Records for this task »
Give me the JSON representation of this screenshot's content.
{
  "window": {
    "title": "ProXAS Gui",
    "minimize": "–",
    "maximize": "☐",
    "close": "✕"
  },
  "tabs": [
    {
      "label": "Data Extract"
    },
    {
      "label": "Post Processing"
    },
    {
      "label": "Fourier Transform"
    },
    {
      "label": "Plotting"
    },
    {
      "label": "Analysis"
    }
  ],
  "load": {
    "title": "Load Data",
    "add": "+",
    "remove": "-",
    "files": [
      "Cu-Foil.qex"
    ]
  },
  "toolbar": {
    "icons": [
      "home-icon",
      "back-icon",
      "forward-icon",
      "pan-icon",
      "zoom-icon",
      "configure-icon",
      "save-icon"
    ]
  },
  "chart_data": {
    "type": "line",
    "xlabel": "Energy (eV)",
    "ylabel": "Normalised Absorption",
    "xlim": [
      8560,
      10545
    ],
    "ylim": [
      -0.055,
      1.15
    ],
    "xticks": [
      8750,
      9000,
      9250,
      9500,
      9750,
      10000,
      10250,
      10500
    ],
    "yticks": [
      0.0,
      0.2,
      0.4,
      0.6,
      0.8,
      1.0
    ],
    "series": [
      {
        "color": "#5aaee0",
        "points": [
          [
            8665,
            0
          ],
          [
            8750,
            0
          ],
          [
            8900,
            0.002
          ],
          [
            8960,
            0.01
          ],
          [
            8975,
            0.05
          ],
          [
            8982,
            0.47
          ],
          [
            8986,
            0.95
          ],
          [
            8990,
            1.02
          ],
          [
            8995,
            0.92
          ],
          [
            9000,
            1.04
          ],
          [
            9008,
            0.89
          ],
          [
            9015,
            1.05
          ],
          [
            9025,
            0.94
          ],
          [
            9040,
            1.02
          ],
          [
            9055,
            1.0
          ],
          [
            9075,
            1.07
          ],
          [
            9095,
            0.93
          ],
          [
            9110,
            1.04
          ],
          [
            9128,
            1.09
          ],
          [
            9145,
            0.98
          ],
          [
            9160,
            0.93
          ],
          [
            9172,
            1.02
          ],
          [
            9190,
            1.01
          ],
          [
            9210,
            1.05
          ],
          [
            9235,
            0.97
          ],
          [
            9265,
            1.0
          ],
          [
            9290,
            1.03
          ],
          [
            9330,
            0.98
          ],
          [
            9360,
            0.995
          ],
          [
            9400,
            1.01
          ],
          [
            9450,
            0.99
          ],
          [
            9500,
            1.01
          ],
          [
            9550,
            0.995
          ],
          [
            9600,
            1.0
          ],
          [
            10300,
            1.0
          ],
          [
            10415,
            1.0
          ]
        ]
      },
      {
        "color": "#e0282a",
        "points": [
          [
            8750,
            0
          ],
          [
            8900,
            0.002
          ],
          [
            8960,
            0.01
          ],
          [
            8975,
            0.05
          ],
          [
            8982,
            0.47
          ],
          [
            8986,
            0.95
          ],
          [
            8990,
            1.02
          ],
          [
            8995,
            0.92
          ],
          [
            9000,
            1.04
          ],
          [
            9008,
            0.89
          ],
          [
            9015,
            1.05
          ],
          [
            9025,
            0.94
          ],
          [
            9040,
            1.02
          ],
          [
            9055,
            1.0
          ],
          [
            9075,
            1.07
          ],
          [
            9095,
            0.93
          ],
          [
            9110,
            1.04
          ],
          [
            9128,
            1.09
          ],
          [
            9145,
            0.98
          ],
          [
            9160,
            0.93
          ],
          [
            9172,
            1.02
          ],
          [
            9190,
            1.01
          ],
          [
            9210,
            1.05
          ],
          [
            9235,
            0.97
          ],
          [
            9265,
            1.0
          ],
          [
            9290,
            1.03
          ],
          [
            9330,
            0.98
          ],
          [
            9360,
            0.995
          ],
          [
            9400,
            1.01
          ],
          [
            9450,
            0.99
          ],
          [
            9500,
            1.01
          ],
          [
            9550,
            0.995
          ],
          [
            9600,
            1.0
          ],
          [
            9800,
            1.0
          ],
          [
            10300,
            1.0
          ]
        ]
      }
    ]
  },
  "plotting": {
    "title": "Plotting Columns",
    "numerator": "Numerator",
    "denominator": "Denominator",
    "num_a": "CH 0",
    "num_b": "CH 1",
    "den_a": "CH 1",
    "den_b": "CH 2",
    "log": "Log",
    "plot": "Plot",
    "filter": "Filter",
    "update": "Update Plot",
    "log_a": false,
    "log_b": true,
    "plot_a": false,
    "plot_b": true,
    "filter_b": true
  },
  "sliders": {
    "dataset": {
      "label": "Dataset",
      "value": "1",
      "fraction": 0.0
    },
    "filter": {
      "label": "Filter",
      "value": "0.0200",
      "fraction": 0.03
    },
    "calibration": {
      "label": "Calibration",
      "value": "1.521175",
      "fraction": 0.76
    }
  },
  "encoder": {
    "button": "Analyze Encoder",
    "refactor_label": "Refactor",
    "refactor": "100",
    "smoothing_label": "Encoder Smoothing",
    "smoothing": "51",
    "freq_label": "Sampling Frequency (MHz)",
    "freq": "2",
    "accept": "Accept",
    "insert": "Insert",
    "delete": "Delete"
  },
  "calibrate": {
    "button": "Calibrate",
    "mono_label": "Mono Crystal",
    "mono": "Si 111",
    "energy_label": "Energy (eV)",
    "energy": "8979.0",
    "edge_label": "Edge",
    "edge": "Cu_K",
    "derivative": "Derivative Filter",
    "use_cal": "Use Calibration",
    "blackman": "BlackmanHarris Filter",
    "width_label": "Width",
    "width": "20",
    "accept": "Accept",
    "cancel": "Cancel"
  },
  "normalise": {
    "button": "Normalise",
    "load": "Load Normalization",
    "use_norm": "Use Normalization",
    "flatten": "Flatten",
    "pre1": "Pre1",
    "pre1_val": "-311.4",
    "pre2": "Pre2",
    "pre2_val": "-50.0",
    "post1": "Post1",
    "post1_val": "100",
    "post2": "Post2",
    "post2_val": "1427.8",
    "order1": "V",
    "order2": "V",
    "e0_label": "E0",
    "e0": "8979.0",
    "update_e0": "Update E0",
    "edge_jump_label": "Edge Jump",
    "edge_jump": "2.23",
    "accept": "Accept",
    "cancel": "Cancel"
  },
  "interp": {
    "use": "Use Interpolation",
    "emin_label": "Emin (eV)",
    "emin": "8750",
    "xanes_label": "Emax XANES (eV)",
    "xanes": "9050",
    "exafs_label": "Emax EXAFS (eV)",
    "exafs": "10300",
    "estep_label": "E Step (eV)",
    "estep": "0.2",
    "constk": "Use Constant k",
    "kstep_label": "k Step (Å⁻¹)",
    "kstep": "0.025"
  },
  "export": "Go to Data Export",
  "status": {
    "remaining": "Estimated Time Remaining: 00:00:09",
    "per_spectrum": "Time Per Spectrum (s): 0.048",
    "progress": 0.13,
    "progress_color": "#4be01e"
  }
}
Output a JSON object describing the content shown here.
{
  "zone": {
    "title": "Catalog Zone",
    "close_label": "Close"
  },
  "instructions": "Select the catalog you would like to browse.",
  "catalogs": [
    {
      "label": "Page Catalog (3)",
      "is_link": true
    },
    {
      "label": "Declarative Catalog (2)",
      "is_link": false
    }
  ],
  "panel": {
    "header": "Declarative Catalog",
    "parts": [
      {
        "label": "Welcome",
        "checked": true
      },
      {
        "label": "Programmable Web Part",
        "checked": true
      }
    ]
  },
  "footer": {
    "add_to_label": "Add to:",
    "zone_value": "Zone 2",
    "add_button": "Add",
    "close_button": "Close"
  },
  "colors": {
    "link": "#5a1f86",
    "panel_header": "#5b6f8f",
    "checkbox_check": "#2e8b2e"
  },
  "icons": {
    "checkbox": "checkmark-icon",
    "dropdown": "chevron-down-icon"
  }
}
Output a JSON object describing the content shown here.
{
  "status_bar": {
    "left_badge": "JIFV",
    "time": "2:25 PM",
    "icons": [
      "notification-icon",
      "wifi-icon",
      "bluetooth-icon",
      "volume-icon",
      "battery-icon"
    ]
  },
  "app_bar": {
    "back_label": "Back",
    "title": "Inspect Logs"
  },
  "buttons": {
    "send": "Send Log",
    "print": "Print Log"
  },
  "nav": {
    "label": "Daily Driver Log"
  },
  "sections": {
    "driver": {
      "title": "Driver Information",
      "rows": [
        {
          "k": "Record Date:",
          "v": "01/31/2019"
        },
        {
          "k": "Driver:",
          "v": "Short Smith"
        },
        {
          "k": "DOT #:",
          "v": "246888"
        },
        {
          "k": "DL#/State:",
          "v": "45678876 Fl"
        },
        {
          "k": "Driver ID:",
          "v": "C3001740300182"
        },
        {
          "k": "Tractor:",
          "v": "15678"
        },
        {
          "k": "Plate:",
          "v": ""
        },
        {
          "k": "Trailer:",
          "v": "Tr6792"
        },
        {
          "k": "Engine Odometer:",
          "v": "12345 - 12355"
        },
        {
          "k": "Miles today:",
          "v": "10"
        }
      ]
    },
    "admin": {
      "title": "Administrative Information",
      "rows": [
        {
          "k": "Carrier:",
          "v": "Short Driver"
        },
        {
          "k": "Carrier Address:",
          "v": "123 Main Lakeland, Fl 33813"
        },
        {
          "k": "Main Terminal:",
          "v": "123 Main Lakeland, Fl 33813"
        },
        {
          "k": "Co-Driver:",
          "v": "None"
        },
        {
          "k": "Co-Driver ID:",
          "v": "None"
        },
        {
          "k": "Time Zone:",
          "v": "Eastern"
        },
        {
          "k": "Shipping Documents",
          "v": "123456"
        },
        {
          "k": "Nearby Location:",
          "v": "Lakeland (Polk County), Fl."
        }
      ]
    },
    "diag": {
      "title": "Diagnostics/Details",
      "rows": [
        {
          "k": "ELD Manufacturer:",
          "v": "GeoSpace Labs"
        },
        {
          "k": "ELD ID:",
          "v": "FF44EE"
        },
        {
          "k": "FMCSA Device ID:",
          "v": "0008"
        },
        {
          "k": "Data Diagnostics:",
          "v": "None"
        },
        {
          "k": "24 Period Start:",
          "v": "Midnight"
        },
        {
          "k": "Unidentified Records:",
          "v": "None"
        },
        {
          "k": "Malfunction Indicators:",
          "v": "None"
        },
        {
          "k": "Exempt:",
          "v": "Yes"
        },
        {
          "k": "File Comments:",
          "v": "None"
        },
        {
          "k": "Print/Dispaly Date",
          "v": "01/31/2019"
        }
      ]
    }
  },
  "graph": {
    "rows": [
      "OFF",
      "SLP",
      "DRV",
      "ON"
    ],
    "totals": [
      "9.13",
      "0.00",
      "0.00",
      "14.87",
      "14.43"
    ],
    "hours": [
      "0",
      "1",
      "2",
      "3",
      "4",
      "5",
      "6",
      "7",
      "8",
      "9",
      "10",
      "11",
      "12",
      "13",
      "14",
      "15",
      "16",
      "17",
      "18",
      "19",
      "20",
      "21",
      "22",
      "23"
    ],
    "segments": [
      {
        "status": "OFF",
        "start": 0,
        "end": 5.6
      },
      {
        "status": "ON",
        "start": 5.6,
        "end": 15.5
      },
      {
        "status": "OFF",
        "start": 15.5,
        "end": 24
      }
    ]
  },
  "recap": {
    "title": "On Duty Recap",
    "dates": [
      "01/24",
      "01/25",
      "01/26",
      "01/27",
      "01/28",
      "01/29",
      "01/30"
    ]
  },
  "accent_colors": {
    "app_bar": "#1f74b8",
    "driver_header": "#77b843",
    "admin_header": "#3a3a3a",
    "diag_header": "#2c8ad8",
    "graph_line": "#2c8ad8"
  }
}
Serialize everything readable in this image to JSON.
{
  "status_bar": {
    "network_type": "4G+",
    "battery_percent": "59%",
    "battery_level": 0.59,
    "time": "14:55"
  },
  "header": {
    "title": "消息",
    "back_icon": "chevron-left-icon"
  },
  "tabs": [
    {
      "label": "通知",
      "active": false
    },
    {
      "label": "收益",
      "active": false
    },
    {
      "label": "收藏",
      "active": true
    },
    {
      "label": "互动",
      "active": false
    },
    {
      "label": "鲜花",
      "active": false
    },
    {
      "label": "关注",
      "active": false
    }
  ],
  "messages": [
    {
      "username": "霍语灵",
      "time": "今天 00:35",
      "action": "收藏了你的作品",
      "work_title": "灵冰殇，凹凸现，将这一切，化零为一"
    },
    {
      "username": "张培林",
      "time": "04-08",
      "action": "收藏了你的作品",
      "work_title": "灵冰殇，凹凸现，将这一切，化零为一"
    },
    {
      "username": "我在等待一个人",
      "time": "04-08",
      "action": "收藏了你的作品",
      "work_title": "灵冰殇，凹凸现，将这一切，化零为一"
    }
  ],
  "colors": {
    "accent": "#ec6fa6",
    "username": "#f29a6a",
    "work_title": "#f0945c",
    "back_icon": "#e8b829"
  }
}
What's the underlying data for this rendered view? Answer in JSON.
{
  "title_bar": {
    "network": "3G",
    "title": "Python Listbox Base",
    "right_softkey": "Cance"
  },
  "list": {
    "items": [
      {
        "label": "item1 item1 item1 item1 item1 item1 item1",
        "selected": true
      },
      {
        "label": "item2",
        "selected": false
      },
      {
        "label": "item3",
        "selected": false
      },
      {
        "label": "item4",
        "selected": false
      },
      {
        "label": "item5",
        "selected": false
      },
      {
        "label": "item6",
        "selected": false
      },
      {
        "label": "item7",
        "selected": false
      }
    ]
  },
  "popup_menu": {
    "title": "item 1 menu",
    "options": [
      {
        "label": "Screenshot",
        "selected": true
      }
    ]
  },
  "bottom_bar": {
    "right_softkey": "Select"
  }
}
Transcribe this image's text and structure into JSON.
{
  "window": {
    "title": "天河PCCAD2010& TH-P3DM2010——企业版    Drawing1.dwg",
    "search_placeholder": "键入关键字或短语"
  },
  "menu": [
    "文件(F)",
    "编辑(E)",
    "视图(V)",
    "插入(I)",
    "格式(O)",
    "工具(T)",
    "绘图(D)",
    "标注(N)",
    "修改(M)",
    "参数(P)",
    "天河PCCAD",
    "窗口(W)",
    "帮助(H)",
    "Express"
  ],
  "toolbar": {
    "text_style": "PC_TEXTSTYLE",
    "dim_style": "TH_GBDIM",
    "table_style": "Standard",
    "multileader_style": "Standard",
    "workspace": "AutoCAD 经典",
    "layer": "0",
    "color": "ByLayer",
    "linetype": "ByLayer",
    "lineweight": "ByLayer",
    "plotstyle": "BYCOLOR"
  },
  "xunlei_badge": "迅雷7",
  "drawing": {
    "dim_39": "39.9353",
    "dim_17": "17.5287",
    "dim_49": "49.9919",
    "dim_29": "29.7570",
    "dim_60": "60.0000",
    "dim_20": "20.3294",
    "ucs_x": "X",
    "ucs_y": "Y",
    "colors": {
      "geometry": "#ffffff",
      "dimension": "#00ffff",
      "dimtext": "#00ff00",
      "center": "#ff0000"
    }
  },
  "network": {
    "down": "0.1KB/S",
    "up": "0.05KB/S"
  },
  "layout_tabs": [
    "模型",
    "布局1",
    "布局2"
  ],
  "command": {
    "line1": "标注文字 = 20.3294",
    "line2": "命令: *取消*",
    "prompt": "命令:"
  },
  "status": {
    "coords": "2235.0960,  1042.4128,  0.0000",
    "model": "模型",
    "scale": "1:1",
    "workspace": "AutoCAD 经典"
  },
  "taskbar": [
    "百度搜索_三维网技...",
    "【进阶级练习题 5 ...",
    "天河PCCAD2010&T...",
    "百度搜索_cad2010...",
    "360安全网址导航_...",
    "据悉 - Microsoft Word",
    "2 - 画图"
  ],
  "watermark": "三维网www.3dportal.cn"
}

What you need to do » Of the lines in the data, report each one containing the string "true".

Written answer »
    "log_b": true,
    "plot_b": true,
    "filter_b": true
      "is_link": true
        "checked": true
        "checked": true
      "active": true
        "selected": true
        "selected": true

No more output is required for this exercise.